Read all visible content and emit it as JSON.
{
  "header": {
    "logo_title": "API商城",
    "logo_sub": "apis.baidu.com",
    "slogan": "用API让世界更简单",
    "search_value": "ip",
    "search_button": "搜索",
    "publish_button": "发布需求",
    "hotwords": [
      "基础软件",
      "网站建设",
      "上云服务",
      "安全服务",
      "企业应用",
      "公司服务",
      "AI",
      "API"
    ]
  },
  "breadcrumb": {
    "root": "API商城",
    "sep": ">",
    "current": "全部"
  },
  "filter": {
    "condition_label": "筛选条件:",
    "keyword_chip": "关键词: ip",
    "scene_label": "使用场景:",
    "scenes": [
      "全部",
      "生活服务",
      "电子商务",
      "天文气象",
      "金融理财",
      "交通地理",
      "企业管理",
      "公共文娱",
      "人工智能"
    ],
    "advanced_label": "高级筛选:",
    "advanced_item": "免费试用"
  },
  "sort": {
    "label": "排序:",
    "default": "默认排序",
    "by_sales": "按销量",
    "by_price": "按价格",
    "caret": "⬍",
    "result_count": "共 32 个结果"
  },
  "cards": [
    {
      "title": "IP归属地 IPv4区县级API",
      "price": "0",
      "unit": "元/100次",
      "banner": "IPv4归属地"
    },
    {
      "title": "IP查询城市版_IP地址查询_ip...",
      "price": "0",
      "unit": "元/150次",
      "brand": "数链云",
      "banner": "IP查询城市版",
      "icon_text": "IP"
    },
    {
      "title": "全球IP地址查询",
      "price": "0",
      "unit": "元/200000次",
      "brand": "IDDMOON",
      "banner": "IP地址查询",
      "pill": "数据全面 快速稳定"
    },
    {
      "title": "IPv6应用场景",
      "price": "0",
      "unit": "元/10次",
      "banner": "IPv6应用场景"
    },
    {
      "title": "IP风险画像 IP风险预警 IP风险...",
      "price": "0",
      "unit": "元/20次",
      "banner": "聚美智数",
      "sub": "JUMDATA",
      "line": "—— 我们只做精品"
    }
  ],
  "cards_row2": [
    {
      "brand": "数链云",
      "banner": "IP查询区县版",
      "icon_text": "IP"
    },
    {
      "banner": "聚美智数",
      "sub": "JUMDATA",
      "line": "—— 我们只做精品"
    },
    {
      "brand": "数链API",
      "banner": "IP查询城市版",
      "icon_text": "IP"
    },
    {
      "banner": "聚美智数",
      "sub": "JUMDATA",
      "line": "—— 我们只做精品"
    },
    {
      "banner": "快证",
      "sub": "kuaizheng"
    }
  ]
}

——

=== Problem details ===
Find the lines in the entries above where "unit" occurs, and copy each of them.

=== Solution to the problem ===
      "unit": "元/100次",
      "unit": "元/150次",
      "unit": "元/200000次",
      "unit": "元/10次",
      "unit": "元/20次",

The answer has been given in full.